Material for the task
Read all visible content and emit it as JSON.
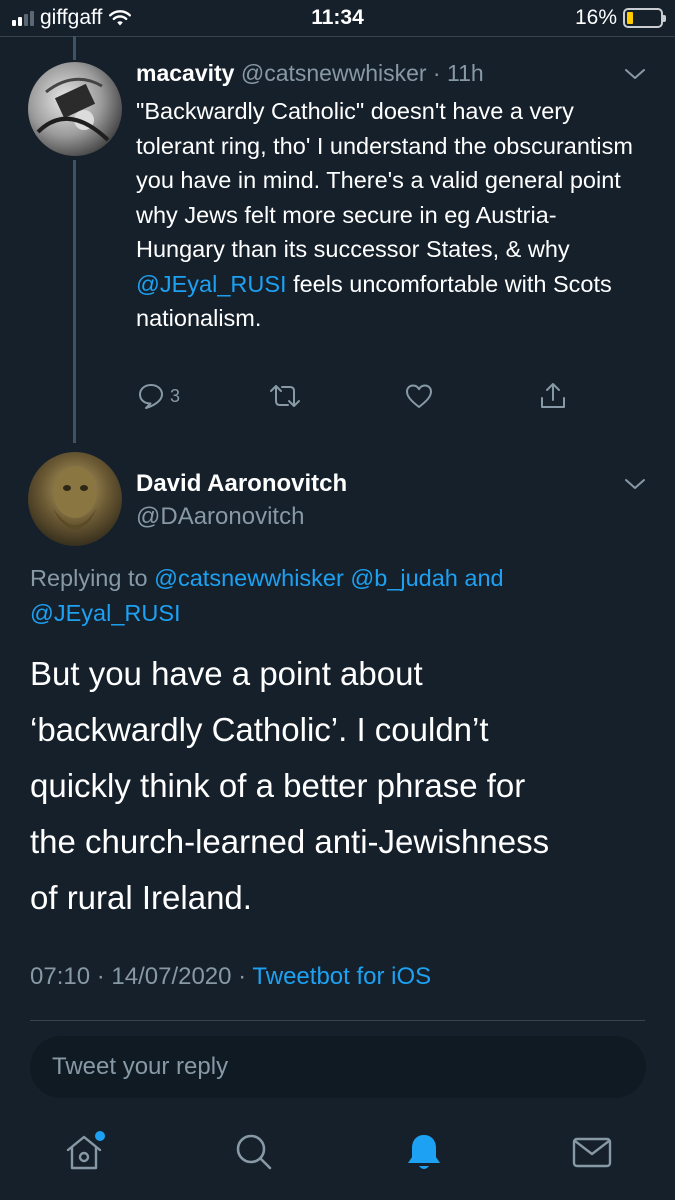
{
  "status_bar": {
    "carrier": "giffgaff",
    "time": "11:34",
    "battery": "16%"
  },
  "parent_tweet": {
    "name": "macavity",
    "handle": "@catsnewwhisker",
    "separator": " · ",
    "age": "11h",
    "body_before_mention": "\"Backwardly Catholic\" doesn't have a very tolerant ring, tho' I understand the obscurantism you have in mind. There's a valid general point why Jews felt more secure in eg Austria-Hungary than its successor States, & why ",
    "mention": "@JEyal_RUSI",
    "body_after_mention": " feels uncomfortable with Scots nationalism.",
    "reply_count": "3"
  },
  "main_tweet": {
    "name": "David Aaronovitch",
    "handle": "@DAaronovitch",
    "replying_prefix": "Replying to ",
    "replying_to": [
      "@catsnewwhisker",
      "@b_judah",
      "@JEyal_RUSI"
    ],
    "replying_and": " and ",
    "body": "But you have a point about\n‘backwardly Catholic’. I couldn’t\nquickly think of a better phrase for\nthe church-learned anti-Jewishness\nof rural Ireland.",
    "timestamp": "07:10 · 14/07/2020 · ",
    "via": "Tweetbot for iOS"
  },
  "reply_box": {
    "placeholder": "Tweet your reply"
  },
  "icons": {
    "reply": "reply-icon",
    "retweet": "retweet-icon",
    "like": "like-icon",
    "share": "share-icon",
    "home": "home-icon",
    "search": "search-icon",
    "notifications": "notifications-icon",
    "messages": "messages-icon"
  },
  "colors": {
    "background": "#15202b",
    "accent": "#1da1f2",
    "muted": "#8899a6"
  }
}
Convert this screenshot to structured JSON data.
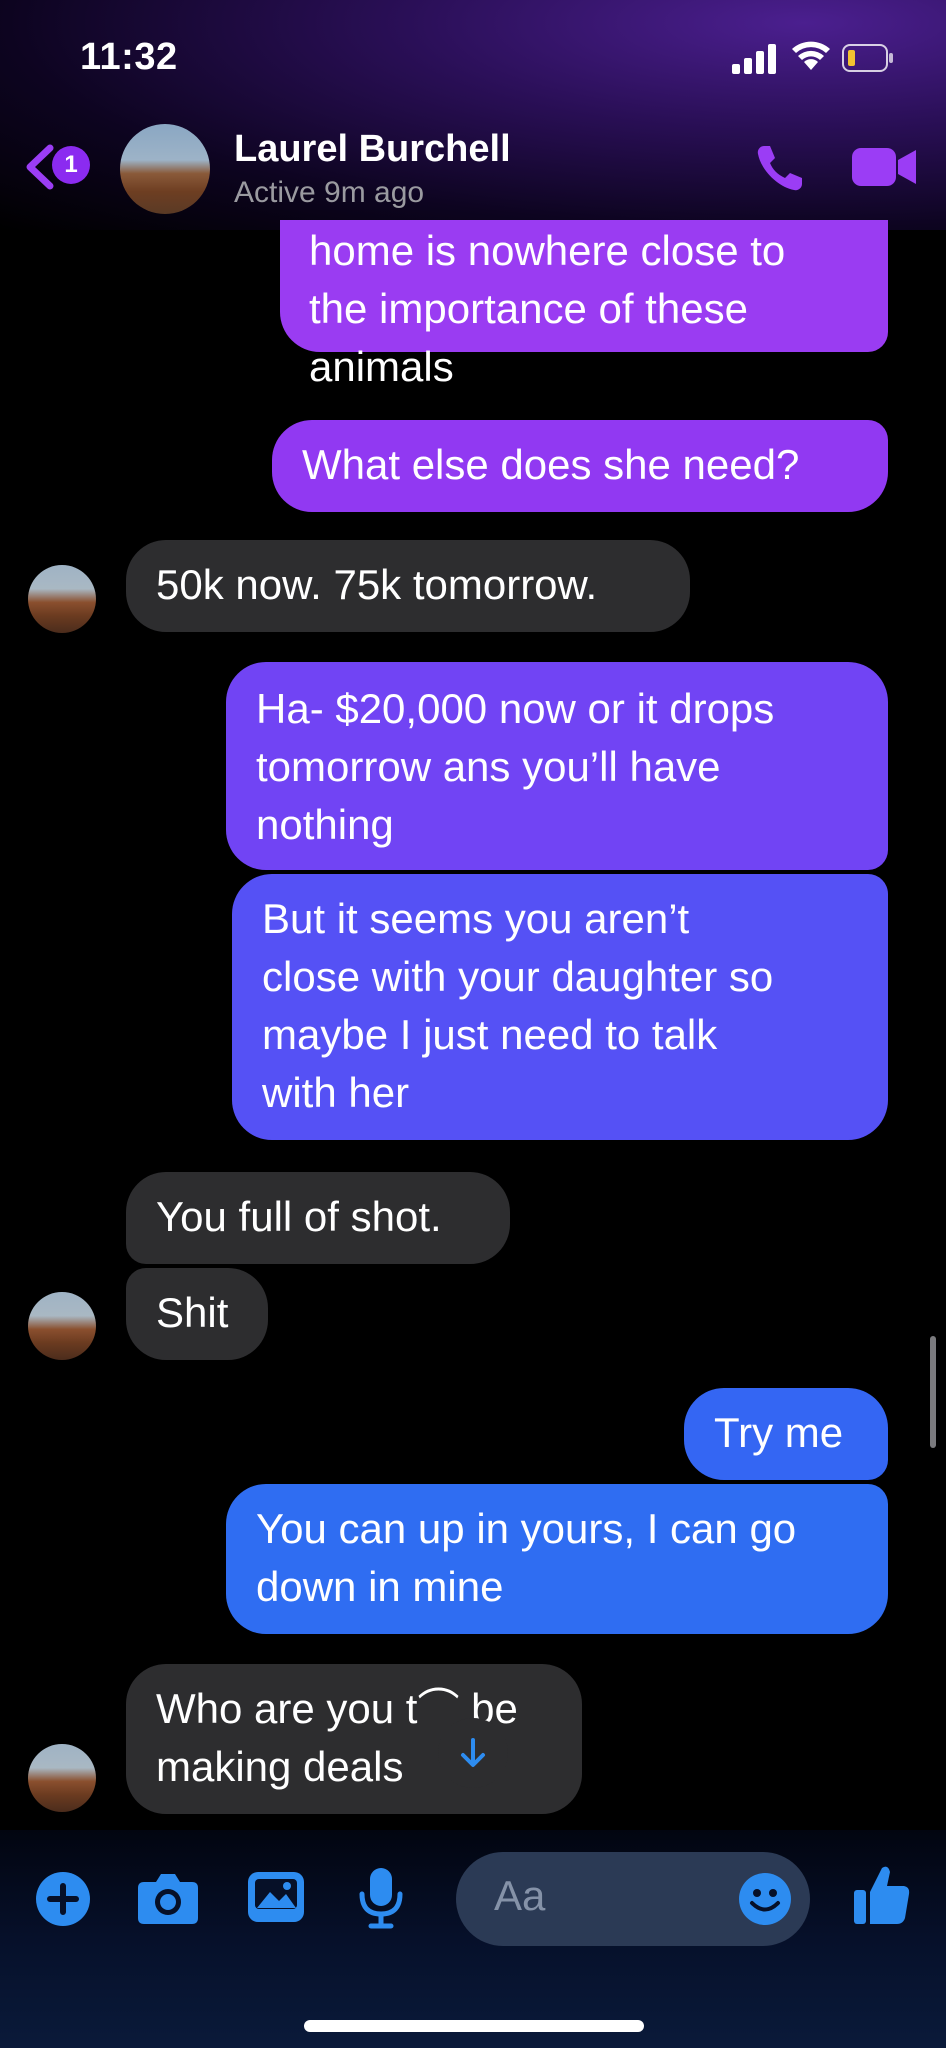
{
  "status_bar": {
    "time": "11:32"
  },
  "header": {
    "back_badge": "1",
    "contact_name": "Laurel Burchell",
    "contact_status": "Active 9m ago"
  },
  "messages": [
    {
      "from": "me",
      "text": "home is nowhere close to\nthe importance of these\nanimals"
    },
    {
      "from": "me",
      "text": "What else does she need?"
    },
    {
      "from": "them",
      "text": "50k now. 75k tomorrow."
    },
    {
      "from": "me",
      "text": "Ha- $20,000 now or it drops\ntomorrow ans you’ll have\nnothing"
    },
    {
      "from": "me",
      "text": "But it seems you aren’t\nclose with your daughter so\nmaybe I just need to talk\nwith her"
    },
    {
      "from": "them",
      "text": "You full of shot."
    },
    {
      "from": "them",
      "text": "Shit"
    },
    {
      "from": "me",
      "text": "Try me"
    },
    {
      "from": "me",
      "text": "You can up in yours, I can go\ndown in mine"
    },
    {
      "from": "them",
      "text": "Who are you t⌒ be\nmaking deals"
    }
  ],
  "composer": {
    "placeholder": "Aa"
  },
  "icons": [
    "back-arrow-icon",
    "phone-icon",
    "video-camera-icon",
    "plus-icon",
    "camera-icon",
    "gallery-icon",
    "microphone-icon",
    "emoji-icon",
    "thumbs-up-icon",
    "arrow-down-icon"
  ],
  "colors": {
    "outgoing_top": "#9a3cf2",
    "outgoing_mid": "#6a4ef5",
    "outgoing_bottom": "#2f6df2",
    "incoming": "#2d2d2f",
    "accent_blue": "#2d8cf0"
  }
}
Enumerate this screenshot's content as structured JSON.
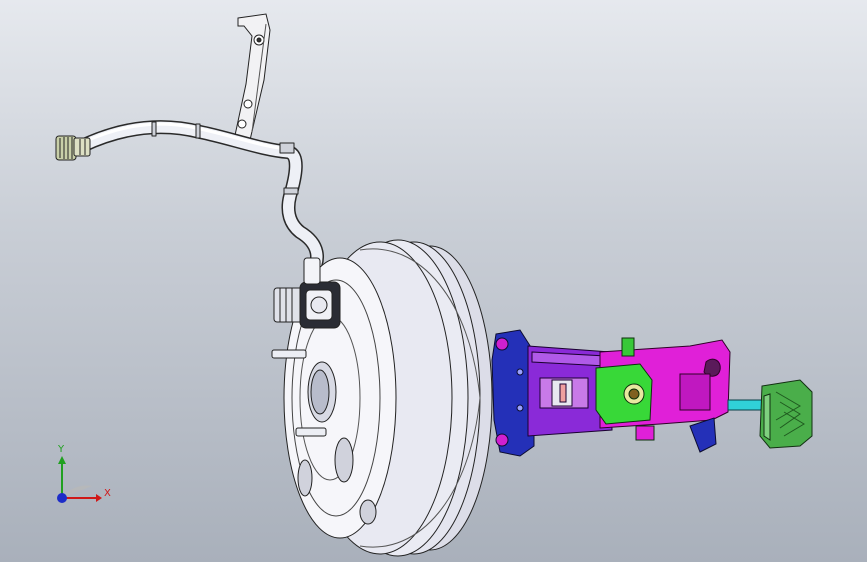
{
  "triad": {
    "x_label": "X",
    "y_label": "Y",
    "x_color": "#d01818",
    "y_color": "#20a020",
    "z_color": "#1c2cc8"
  },
  "colors": {
    "bg_top": "#e6e9ee",
    "bg_bottom": "#a9b0bb",
    "booster": "#e8e9f2",
    "bracket_blue": "#2430b8",
    "arm_magenta": "#e020d8",
    "arm_purple": "#8a2ad8",
    "switch_green": "#38d838",
    "pedal_green": "#4aae4a",
    "rod_cyan": "#30d0d8"
  }
}
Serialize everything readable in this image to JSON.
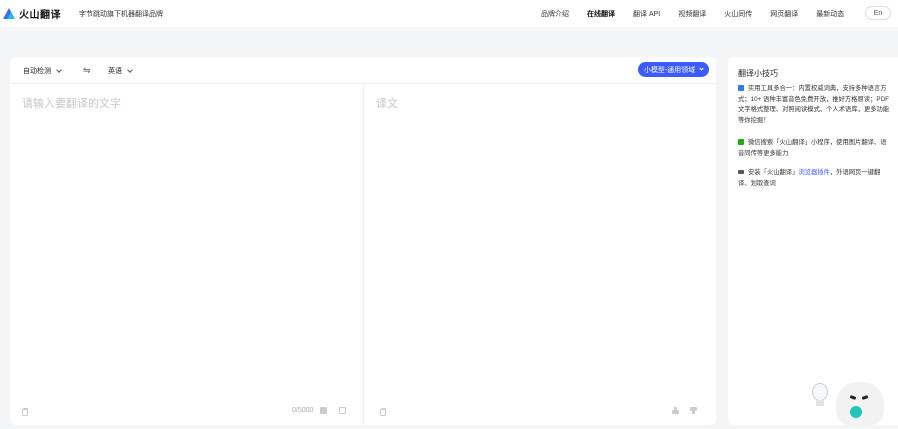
{
  "header": {
    "logo_text": "火山翻译",
    "slogan": "字节跳动旗下机器翻译品牌",
    "nav": [
      "品牌介绍",
      "在线翻译",
      "翻译 API",
      "视频翻译",
      "火山同传",
      "网页翻译",
      "最新动态"
    ],
    "active_nav": "在线翻译",
    "lang_button": "En"
  },
  "translator": {
    "source_lang": "自动检测",
    "swap_icon": "⇋",
    "target_lang": "英语",
    "model_button": "小模型-通用领域",
    "source_placeholder": "请输入要翻译的文字",
    "target_placeholder": "译文",
    "char_count": "0/5000"
  },
  "tips": {
    "title": "翻译小技巧",
    "items": [
      {
        "icon": "document-icon",
        "color": "#2d7be5",
        "text": "实用工具多合一：内置权威词典，支持多种语言方式；10+ 语种丰富音色免费开放，推好方格原读；PDF文字格式整理、对照阅读模式、个人术语库，更多功能等你挖掘！"
      },
      {
        "icon": "wechat-icon",
        "color": "#1aad19",
        "text": "微信搜索「火山翻译」小程序，使用图片翻译、语音同传等更多能力"
      },
      {
        "icon": "plugin-icon",
        "color": "#555555",
        "text_before": "安装「火山翻译」",
        "link": "浏览器插件",
        "text_after": "，外语网页一键翻译、划取查词"
      }
    ]
  }
}
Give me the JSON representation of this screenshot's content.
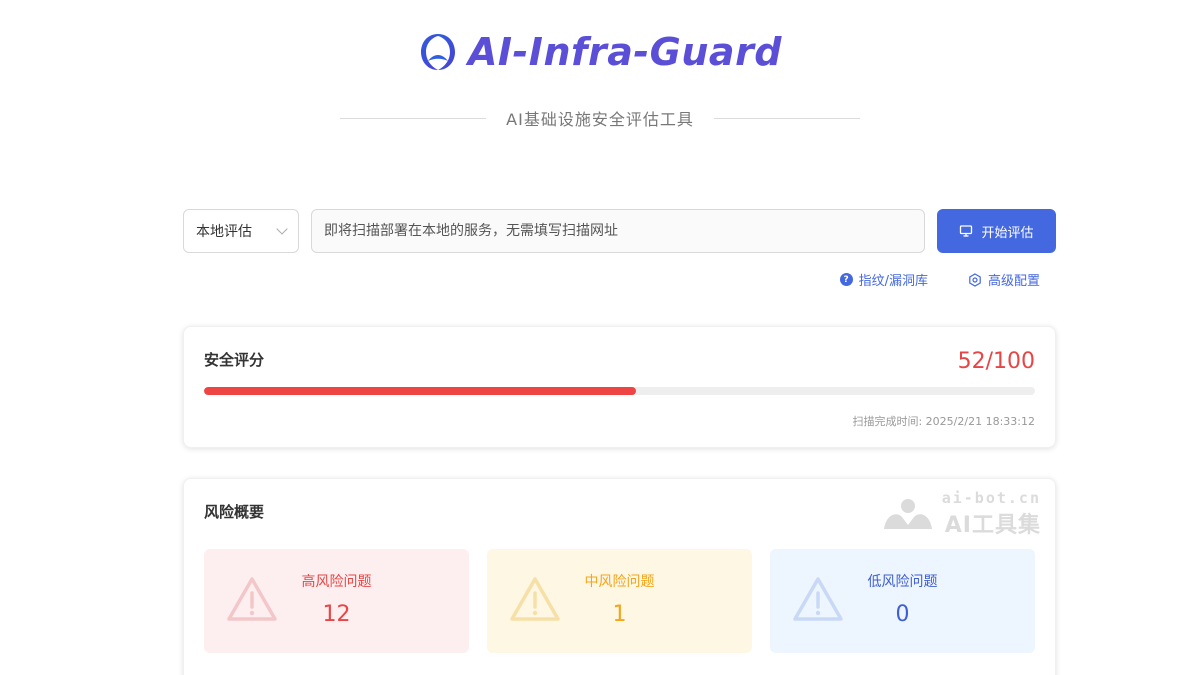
{
  "header": {
    "logo_text": "AI-Infra-Guard",
    "subtitle": "AI基础设施安全评估工具",
    "logo_icon": "shield-orbit-icon",
    "brand_color": "#5b4fd8"
  },
  "search": {
    "mode_value": "本地评估",
    "placeholder": "即将扫描部署在本地的服务，无需填写扫描网址",
    "start_label": "开始评估",
    "accent": "#4468e0"
  },
  "links": {
    "fingerprint_label": "指纹/漏洞库",
    "advanced_label": "高级配置"
  },
  "score": {
    "title": "安全评分",
    "value": "52/100",
    "progress_fraction": 0.52,
    "scan_time": "扫描完成时间: 2025/2/21 18:33:12"
  },
  "risk": {
    "title": "风险概要",
    "tiles": [
      {
        "label": "高风险问题",
        "count": "12",
        "color": "#e84545"
      },
      {
        "label": "中风险问题",
        "count": "1",
        "color": "#f3a51c"
      },
      {
        "label": "低风险问题",
        "count": "0",
        "color": "#3e5fd0"
      }
    ]
  },
  "watermark": {
    "url": "ai-bot.cn",
    "name": "AI工具集"
  }
}
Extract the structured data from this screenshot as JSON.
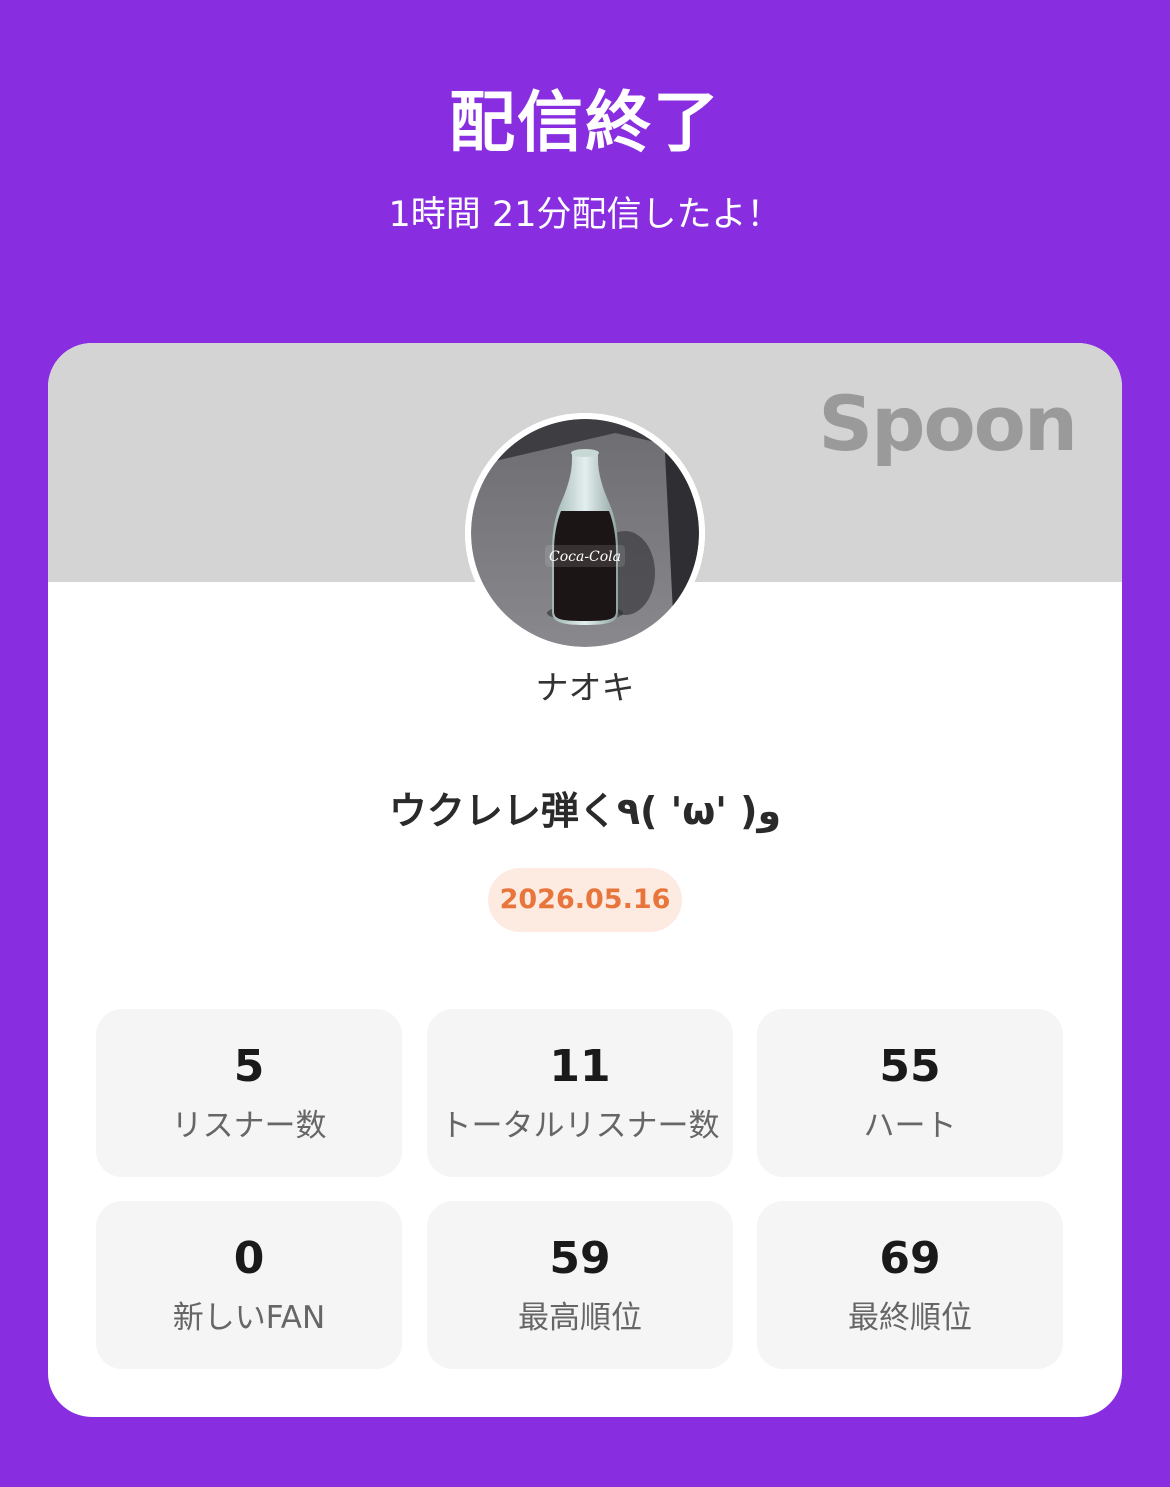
{
  "header": {
    "title": "配信終了",
    "subtitle": "1時間 21分配信したよ！"
  },
  "card": {
    "brand": "Spoon",
    "avatar_icon": "profile-photo-cola-bottle",
    "username": "ナオキ",
    "live_title": "ウクレレ弾く٩( 'ω' )و",
    "date": "2026.05.16"
  },
  "stats": [
    {
      "value": "5",
      "label": "リスナー数"
    },
    {
      "value": "11",
      "label": "トータルリスナー数"
    },
    {
      "value": "55",
      "label": "ハート"
    },
    {
      "value": "0",
      "label": "新しいFAN"
    },
    {
      "value": "59",
      "label": "最高順位"
    },
    {
      "value": "69",
      "label": "最終順位"
    }
  ],
  "colors": {
    "background": "#882de0",
    "banner": "#d4d4d4",
    "date_text": "#e8763c",
    "date_bg": "#fdebe2"
  }
}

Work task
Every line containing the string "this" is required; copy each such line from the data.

Result of the task
Convert this screenshot to structured JSON data.
Enumerate this screenshot's content as structured JSON.
Serialize everything readable in this image to JSON.
Give me the JSON representation of this screenshot's content.
Extract the structured data from this screenshot as JSON.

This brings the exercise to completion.